Let me start by saying how much I love Berlin. I love Berlin so so so so so so so so much. So much. I have been here two and a half days and I feel certain that I am going to live here sometime in the near future. Being here feels like a movie montage where the young ingenue is finding herself for the first time and the birds are singing and they’re playing “Here Comes the Sun” and all of that.
But let me talk about labyrinths and then I can gush more about Berlin. On this trip I am reading “The Name of the Rose” by Umberto Eco for the first time and I love it. And it keeps telling me exactly what I need to hear exactly when I need to hear it. Here is a quote that struck me and stuck with me, so much so that I decided to illustrate it in my journal.
‘”How beautiful the world is, how ugly labyrinths are,” I said.
“How beautiful the world would be if there were a procedure for moving through labyrinths,” my master replied.’
I arrived in Berlin at the end of about two days’ travel.

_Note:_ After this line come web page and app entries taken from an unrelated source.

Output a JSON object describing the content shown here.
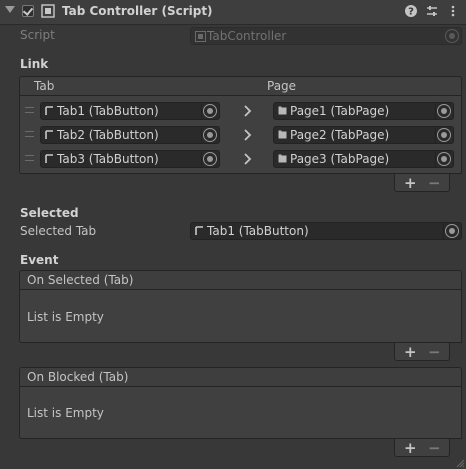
{
  "component": {
    "title": "Tab Controller (Script)"
  },
  "script_field": {
    "label": "Script",
    "value": "TabController"
  },
  "link": {
    "section_label": "Link",
    "col_tab": "Tab",
    "col_page": "Page",
    "rows": [
      {
        "tab": "Tab1 (TabButton)",
        "page": "Page1 (TabPage)"
      },
      {
        "tab": "Tab2 (TabButton)",
        "page": "Page2 (TabPage)"
      },
      {
        "tab": "Tab3 (TabButton)",
        "page": "Page3 (TabPage)"
      }
    ],
    "add_label": "+",
    "remove_label": "−"
  },
  "selected": {
    "section_label": "Selected",
    "field_label": "Selected Tab",
    "value": "Tab1 (TabButton)"
  },
  "event": {
    "section_label": "Event",
    "lists": [
      {
        "header": "On Selected (Tab)",
        "empty_text": "List is Empty"
      },
      {
        "header": "On Blocked (Tab)",
        "empty_text": "List is Empty"
      }
    ],
    "add_label": "+",
    "remove_label": "−"
  },
  "icons": {
    "help": "?",
    "presets": "⇅",
    "menu": "⋮"
  }
}
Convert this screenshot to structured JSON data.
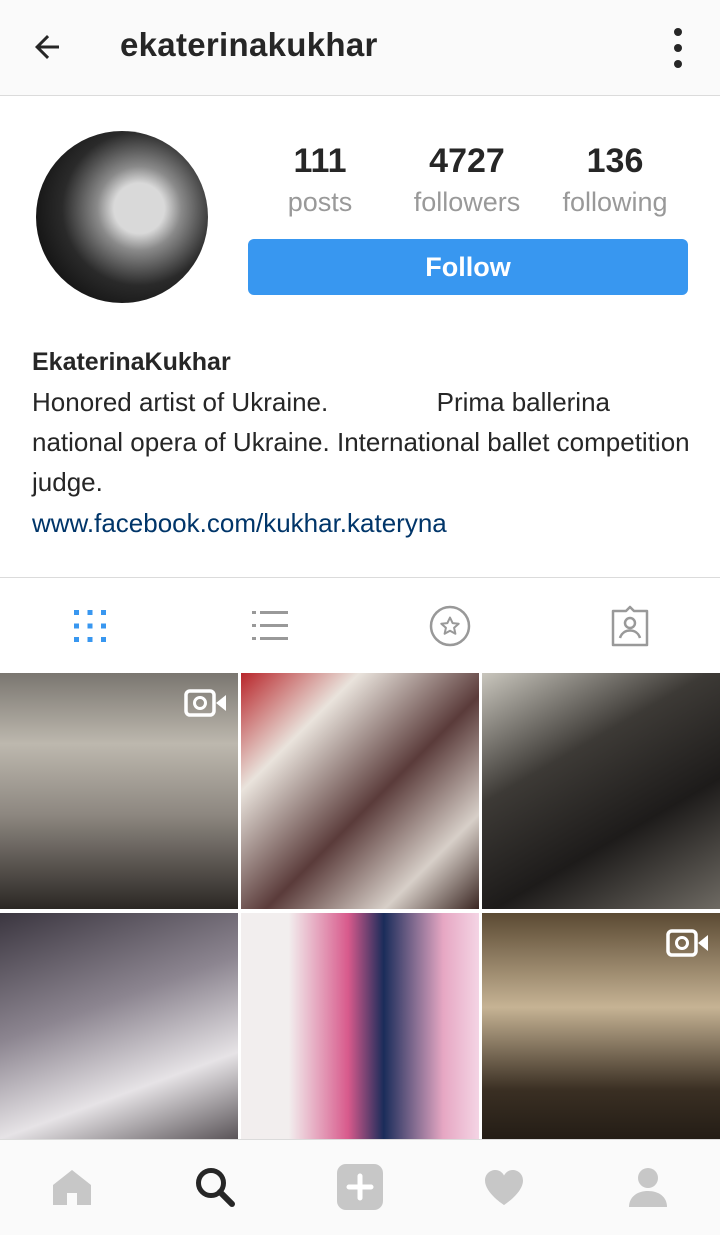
{
  "header": {
    "username": "ekaterinakukhar",
    "back_icon": "arrow-left-icon",
    "menu_icon": "more-vertical-icon"
  },
  "profile": {
    "stats": [
      {
        "value": "111",
        "label": "posts"
      },
      {
        "value": "4727",
        "label": "followers"
      },
      {
        "value": "136",
        "label": "following"
      }
    ],
    "follow_label": "Follow",
    "name": "EkaterinaKukhar",
    "bio": "Honored artist of Ukraine.               Prima ballerina national opera of Ukraine. International ballet competition judge.",
    "link": "www.facebook.com/kukhar.kateryna"
  },
  "tabs": [
    {
      "icon": "grid-icon",
      "active": true
    },
    {
      "icon": "list-icon",
      "active": false
    },
    {
      "icon": "star-circle-icon",
      "active": false
    },
    {
      "icon": "tagged-person-icon",
      "active": false
    }
  ],
  "posts": [
    {
      "type": "video"
    },
    {
      "type": "photo"
    },
    {
      "type": "photo"
    },
    {
      "type": "photo"
    },
    {
      "type": "photo"
    },
    {
      "type": "video"
    }
  ],
  "bottom_nav": [
    {
      "icon": "home-icon",
      "active": false
    },
    {
      "icon": "search-icon",
      "active": true
    },
    {
      "icon": "add-icon",
      "active": false
    },
    {
      "icon": "heart-icon",
      "active": false
    },
    {
      "icon": "profile-icon",
      "active": false
    }
  ],
  "colors": {
    "accent": "#3897f0",
    "link": "#003569",
    "muted": "#999999",
    "text": "#262626",
    "inactive_icon": "#c7c7c7"
  }
}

A ten hour flight to Stockholm, seven hours of layover, three more hours to Berlin, and then an hour to my AirBnB. I know that only adds up to 21 hours but it was spread over two days. Anyway, I arrived a bit exhausted and loopy with no ability to map my position and only the helpful instructions from my host that made absolute sense in daylight and were completely obscure to my sleep-deprived brain. I got on a train that I hoped was the right train with what I hoped was the right ticket. I disembarked at what I hoped was the right spot and then wandered in every direction for half an hour until finally asking a Donor vendor where on God’s green earth I was.
Turns out I was in Berlin.
Long story short (too late), I made it to the flat and fell into a much-needed sleep.
And the next day I struck out again, this time to find the East Side Gallery, the section of the Berlin Wall that was turned into a series of artworks in 2009. I left around 7:30 and didn’t find it until 2:00. It’s about a mile away…
But find it I did! And along the way saw the circus academy, old men playing table tennis in the park, couples sitting drinking beer by the canal, Katie’s Blue Cat Cafe (misnomer: did not have a blue cat), and the whole of Berlin in the grip of an absolutely gorgeous spring. And it was in this wandering that I happened upon the above mentioned quote.
I have walked reflective labyrinths before, and I have gotten lost in several places, so that now I feel I have some sort of idea about the procedure. Labyrinths, it seems, are places where you must get lost in order to find yourself.
This trip so far has been about letting go, letting go of all the anger and fear I’ve been carrying the past few years, letting go of my sense of who I’m supposed to be and when and why, and letting go of my need to control things, even things as simple as directions.
On my thirteen hour wander yesterday, I got turned around more times than I can count, but every misstep only revealed something new that I would have hated to miss. Which I suppose is my way of saying, let the labyrinth guide you. Let the path speak to you. Let go of your need to control it all, because it turns out you can’t.
The most hauntingly beautiful thing I saw yesterday was in the Jewish Museum of Berlin. It was the Holocaust Tower, an empty vertical space that reached up through the building. Gray cement walls, no controlled heating, no light except what came in from outside. I stepped through the door and felt myself moved by the ghosts around me. And where they pointed me in that great open space was again and again towards the light.